Other observations have been made of differences in life expectancy according to income and occupational status. Some differences by occupation would derive from riskiness of occupations. This might also feed into different income levels if safer occupations pay more, particularly where management roles pay higher salaries and the roles involve less risk. Another possibility, particularly in countries without universal health care, is that people with higher incomes may be able to afford to pay for better health care.
The following article describes differences in Life Expectancy in France based on sex and occupation.
In the following 4 minute video, Dr Raj Chetty describes the results of a study of US Life Expectancy according to income level and sex.
You can download Dr Raj Chetty's paper on this topic from the link below.
The main conclusions from this research on the United States between 2001 and 2014, were:
Higher income was associated with greater longevity.
Differences in life expectancy across income groups increased over time.
The association between life expectancy and income varied substantially across geographic areas.
The differences in life expectancy were correlated with health behaviours and local area characteristics.
If you did the Exercise in 205.2 on Australian Life Expectancy in 1974 and 2011, you would have seen the calculation of Life Expectancy at Birth for Women extends by 10 years and for Men by 12 years between 1974 and 2011. The question then arises "Are these extra years lived in blissful healthy retirement or is it longer periods alone in an aged care home?". Retirees would also like to know this in advance so their savings and lifestyle plans can adjust. Governments would also like to know this so Health Care workforce and budgets can adjust.
Valuable research in this field is being done by Professor Carol Jagger and her team at the University of Newcastle in the UK at the Institute for Ageing and Healthy Life Expectancy. Professor Jagger describes the work of the Institute in this 4 minute video produced by AXA, the sponsor of the Institute.
As mentioned by Professor Jagger, old age is including a greater proportion of people with multiple health issues rather than just one condition. Health services will need to adapt from being single specialty focus to whole health focus. Data collection also needs to be developed further to get a more accurate picture of exactly how much extra life span will be lived actively.
The methods of calculating Healthy Life Expectancy (HALE) are much more complex than you saw for Life Expectancy. It is a fairly recent development compared to the long history of life tables using just mortality.

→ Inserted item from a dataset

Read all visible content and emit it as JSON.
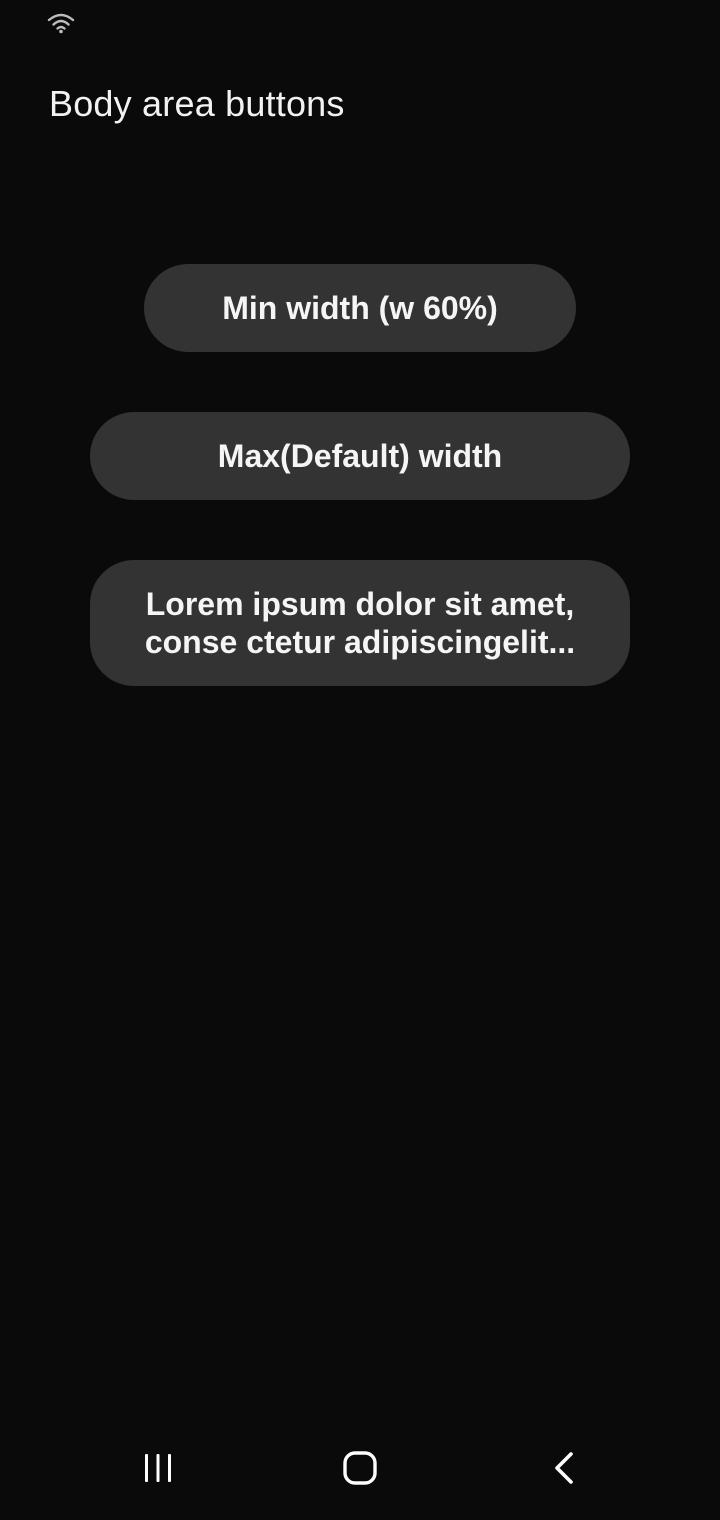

The following paper is a neat summary of the HALE methodology and includes results for changes in HALE over 12 years from 2000 to 2012.
The paper by WHO showed that globally, Health Adjusted Life Expectancy at birth in 2012 for males and females combined was 61.7 years, which is 8.6 years lower than total life expectancy at birth. In other words, poor health resulted in a loss of nearly 9 years of healthy life. Results are shown for regions and selected countries within the paper.
A 30 page Paper on Australian Health Adjusted Life Expectancy by the Australian Institute of Health and Welfare can be viewed here:
An interesting graph from the paper shows the percentage of future years lived in Full and ill health, measured from different ages onwards. (See below)